RxJava has myriad operators that we can use to make our code simpler and our lives easier. I’m very insistent when it comes to
EditText validations that we should not start validation process as soon as the user starts entering the text. I like to give the user a bit of time to think about what they want to enter. My strategy has always been that - as soon as the user stops typing, wait for 800 milliseconds, and start the validation or request calls.
One useful point to note about this is that if your app is making a network call (for search results, etc) and the user changes the query, it should cancel that call and fire another call based on some parameters. I used to do this using

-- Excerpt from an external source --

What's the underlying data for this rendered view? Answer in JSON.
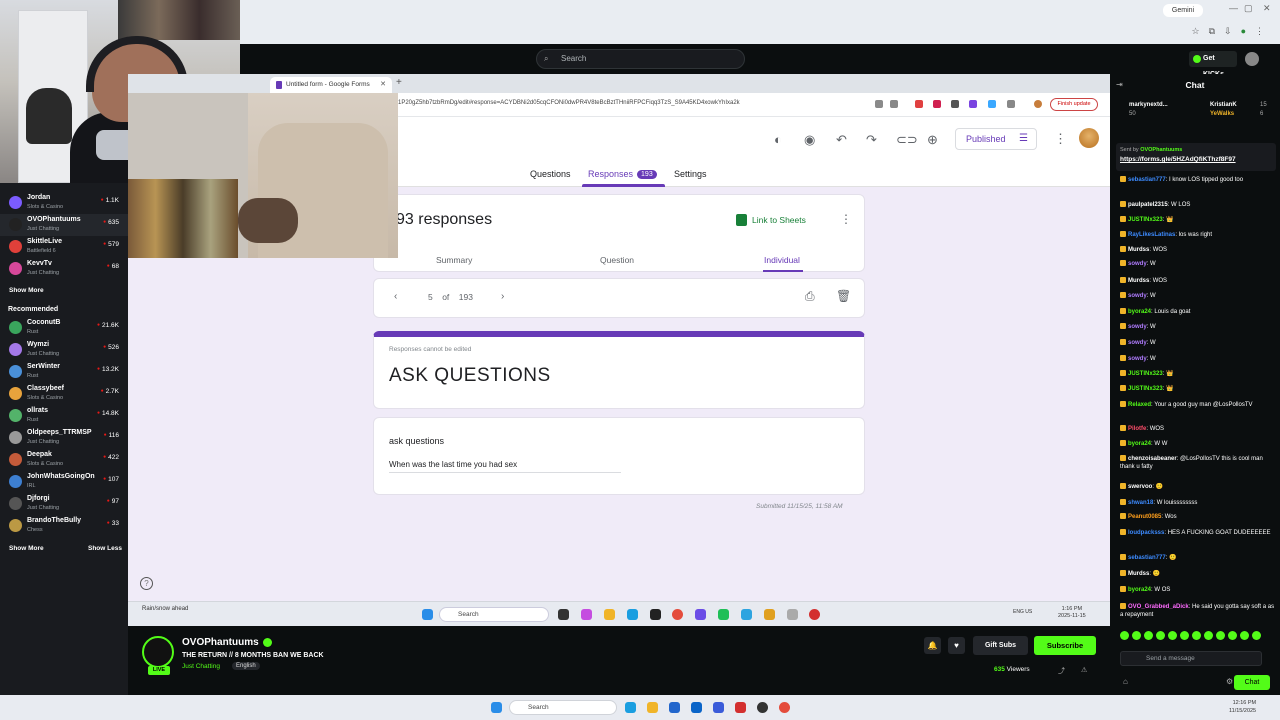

Handler.removeCallback(). It was really tedious to do all this.
I started to look for some RxJava tricks that I could use and achieve this behavior. I tried few things which didn’t work very well. Also, I didn’t have much experience with RxJava at that time. I would just

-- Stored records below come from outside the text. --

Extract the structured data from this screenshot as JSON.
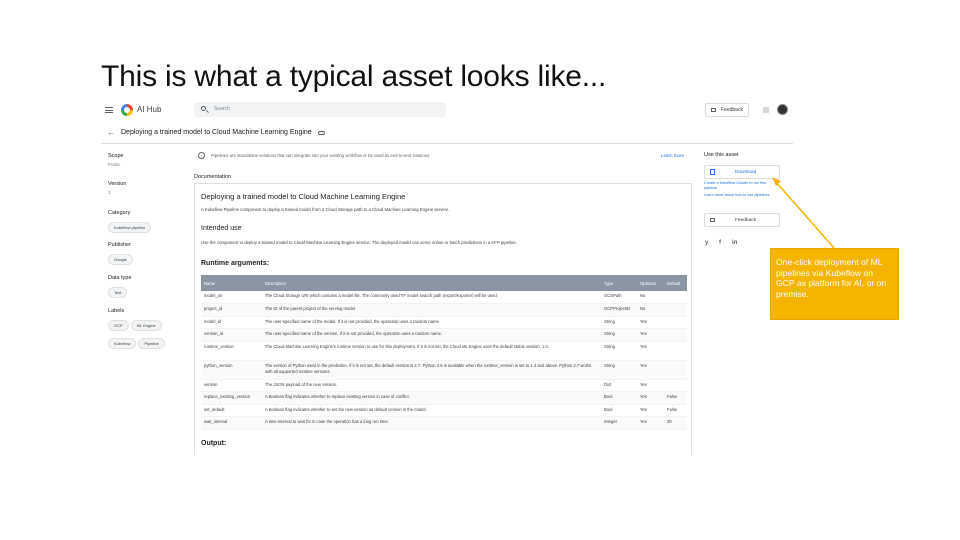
{
  "slide": {
    "title": "This is what a typical asset looks like..."
  },
  "topbar": {
    "app_name": "AI Hub",
    "search_placeholder": "Search",
    "feedback_label": "Feedback"
  },
  "breadcrumb": {
    "title": "Deploying a trained model to Cloud Machine Learning Engine"
  },
  "meta": {
    "scope_label": "Scope",
    "scope_value": "Public",
    "version_label": "Version",
    "version_value": "1",
    "category_label": "Category",
    "category_chip": "Kubeflow pipeline",
    "publisher_label": "Publisher",
    "publisher_chip": "Google",
    "datatype_label": "Data type",
    "datatype_chip": "Text",
    "labels_label": "Labels",
    "labels": [
      "GCP",
      "ML Engine",
      "Kubeflow",
      "Pipeline"
    ]
  },
  "banner": {
    "text": "Pipelines are standalone solutions that can integrate into your existing workflow or be used as end-to-end solutions",
    "learn_more": "Learn more"
  },
  "doc": {
    "section_label": "Documentation",
    "heading": "Deploying a trained model to Cloud Machine Learning Engine",
    "summary": "A Kubeflow Pipeline component to deploy a trained model from a Cloud Storage path to a Cloud Machine Learning Engine service.",
    "intended_use_heading": "Intended use",
    "intended_use_text": "Use the component to deploy a trained model to Cloud Machine Learning Engine service. The deployed model can serve online or batch predictions in a KFP pipeline.",
    "runtime_heading": "Runtime arguments:",
    "output_heading": "Output:",
    "columns": [
      "Name",
      "Description",
      "Type",
      "Optional",
      "Default"
    ],
    "rows": [
      [
        "model_uri",
        "The Cloud Storage URI which contains a model file. The commonly used TF model search path (export/exporter) will be used.",
        "GCSPath",
        "No",
        ""
      ],
      [
        "project_id",
        "The ID of the parent project of the serving model.",
        "GCPProjectID",
        "No",
        ""
      ],
      [
        "model_id",
        "The user-specified name of the model. If it is not provided, the operation uses a random name.",
        "String",
        "Yes",
        ""
      ],
      [
        "version_id",
        "The user-specified name of the version. If it is not provided, the operation uses a random name.",
        "String",
        "Yes",
        ""
      ],
      [
        "runtime_version",
        "The Cloud Machine Learning Engine's runtime version to use for this deployment. If it is not set, the Cloud ML Engine uses the default stable version, 1.0.",
        "String",
        "Yes",
        ""
      ],
      [
        "python_version",
        "The version of Python used in the prediction. If it is not set, the default version is 2.7. Python 3.5 is available when the runtime_version is set to 1.4 and above. Python 2.7 works with all supported runtime versions.",
        "String",
        "Yes",
        ""
      ],
      [
        "version",
        "The JSON payload of the new Version.",
        "Dict",
        "Yes",
        ""
      ],
      [
        "replace_existing_version",
        "A Boolean flag indicates whether to replace existing version in case of conflict.",
        "Bool",
        "Yes",
        "False"
      ],
      [
        "set_default",
        "A Boolean flag indicates whether to set the new version as default version in the model.",
        "Bool",
        "Yes",
        "False"
      ],
      [
        "wait_interval",
        "A time-interval to wait for in case the operation has a long run time.",
        "Integer",
        "Yes",
        "30"
      ]
    ]
  },
  "panel": {
    "use_title": "Use this asset",
    "download_label": "Download",
    "kubeflow_text": "Create a Kubeflow Cluster to run this pipeline",
    "learn_text": "Learn more about how to use pipelines",
    "feedback_label": "Feedback",
    "social": [
      "y",
      "f",
      "in"
    ]
  },
  "callout": {
    "text": "One-click deployment of ML pipelines via Kubeflow on GCP as platform for AI, or on premise.",
    "color": "#f4b400"
  }
}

flatMap everything coming my way. I had tried using
debounce once but for some reason it didn’t work out well so I rolled back to using the old Handler method.
Last night, I started listening to Fragmented Podcast and saw that there were couple of episodes about RxJava with Dan Lew. I listened to both of them intently. It wasn’t like a class where you’re taught about the basics, but just overall gist of RxJava. I realized that RxJava is a vast sea and I’m just swimming on the shore. I need to go deep. It turns out that even the pro android devs have had tough times with RxJava and the only way to master it is practicing it enough.
I decided to make an Rx implementation where I can validate forms using RxJava (and no Handlers). Why forms? Because forms have a lot of EditText and I just couldn’t stay defeated any longer. In those podcast episodes, they talked about a lot of different operators so I went through the notes and read up about the basic RxJava operators. I decided to use
What my understanding of debounce was
The debounce operator will keep emitting items after a certain time interval - This was my understanding of the operator. So if I were to attach a debounce operator to edittext value, I would keep getting data after exactly
t seconds (similar to
Buffer) which wasn’t ideal for the scenario, Regardless of this, I added a debounce operator and started logging the output. And, I was amazed!
What debounce actually is
From ReactiveX - Debounce the definition:
Only emit an item from an Observable if a particular timespan has passed without it emitting another item
What does this mean?
It’s difficult to put this definition in words. I’ll just go ahead and give a simple example. Let’s say the debounce interval is
200ms. The observable emits an item. The debounce operator takes this item and keeps it. The operator will set a timer to 200ms and start the countdown. 200ms has passed, debounce will send this item to the observer.
Observable emits another item. The operator will reset the timer to 200ms and start countdown.
Let’s say, the observable emits another item in 100ms. The debounce operator will get the item and it will reset the timer to 200ms and start the countdown. And probably the older item is discarded (I don’t know. I’m just assuming). Once the countdown completes, the operator will send the item to the observer. So after every item that the observable emits, debounce operator resets the timer and sends the latest item only when the countdown is finished. Here’s an image from ReactiveX docs.
So, here’s another thoguht. If I use a debounce operator with interval of 500 ms, and my observable emits items after every 499 ms, the debounce operator will never emit the item. To get some proof about this theory, I went to the docs page again where I can play with marble diagram and here’s what I got.
This is not as interactive as the docs (it’s a screenshot). So go ahead and check it out on the docs.
Wow, so I guess if there’s enough time between my last item and onCompleted event, debounce will emit the last item. But the docs also say that,
Note that the last item emitted by the source Observable will be emitted in turn by this operator even if the source Observable’s onCompleted notification is issued within the time window you specify since that item’s emission. That is to say: an onCompleted notification will not trigger a throttle.
This is a bit confusing, so I am assuming that the last item will always be emitted.
Whoa, this new found knowledge helped me a lot in making my Rx form validator and yeah,
debounce it pretty kickass.
I have written a post about the form validation using RxJava which you can read here - RxJava for Form Validation
P.S. One operator at a time and soon I’ll be there, drowning in the lava of RxJava.
Playing around with Android UI
Articles focusing on Android UI - playing around with ViewPagers, CoordinatorLayout, meaningful motions and animations, implementing difficult customized views, etc.